Lena Dunham Explains How Being Assaulted Changed How She Thought About Sex

Photo: Kristina Bumphrey/Starpix/REX/Shutterstock.
In Tuesday's issue of Lenny Letter, Lena Dunham wrote a moving essay about how she found healing after being sexually assaulted. "After my assault, all I could imagine when I thought about sex was not being injured or, when I really didn’t like myself, being very injured," she wrote. "That's all there was room for." Dunham explained that after being assaulted, she saw sex as a sort of performance. She acted as if she was enjoying it, instead of paying attention to discovering what she actually liked. In the essay, the Girls creator also expressed the worry she had for the next four years, under President Trump. "It's hard to know how best to protect yourself right now as an American woman," she wrote. But there's one way we can all claim power over our bodies, as Dunham suggests. "What if every time you fuck for the next four years, you say exactly what it is that you want?" Dunham wrote. "What if you always recognize your voice? What if you ask for more? What if, as a result of this asking, you get exactly what you want?" That's sound advice — and it applies to a lot more than just sexual relationships.

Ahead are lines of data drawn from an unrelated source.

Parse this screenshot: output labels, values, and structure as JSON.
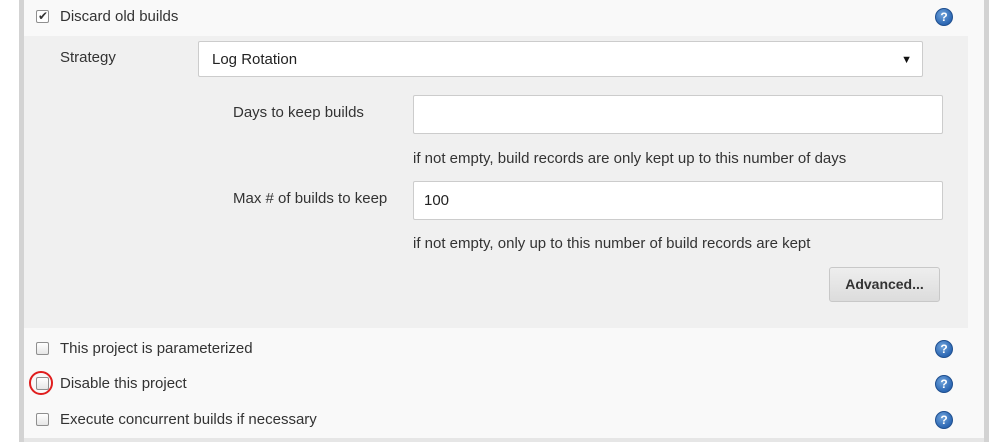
{
  "discard_old_builds": {
    "checked": true,
    "label": "Discard old builds",
    "help_icon": "help-icon",
    "strategy": {
      "label": "Strategy",
      "selected": "Log Rotation"
    },
    "days_to_keep": {
      "label": "Days to keep builds",
      "value": "",
      "hint": "if not empty, build records are only kept up to this number of days"
    },
    "max_builds": {
      "label": "Max # of builds to keep",
      "value": "100",
      "hint": "if not empty, only up to this number of build records are kept"
    },
    "advanced_button": "Advanced..."
  },
  "options": [
    {
      "label": "This project is parameterized",
      "checked": false,
      "help_icon": "help-icon"
    },
    {
      "label": "Disable this project",
      "checked": false,
      "help_icon": "help-icon",
      "highlighted": true,
      "highlight_color": "#e01e1e"
    },
    {
      "label": "Execute concurrent builds if necessary",
      "checked": false,
      "help_icon": "help-icon"
    }
  ],
  "colors": {
    "panel_bg": "#f9f9f9",
    "nested_bg": "#f0f0f0",
    "help_blue": "#2c67b3"
  }
}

If you have experienced sexual violence and are in need of crisis support, please call the RAINN Sexual Assault Hotline at 1-800-656-HOPE (4673).

More from News

R29 Original Series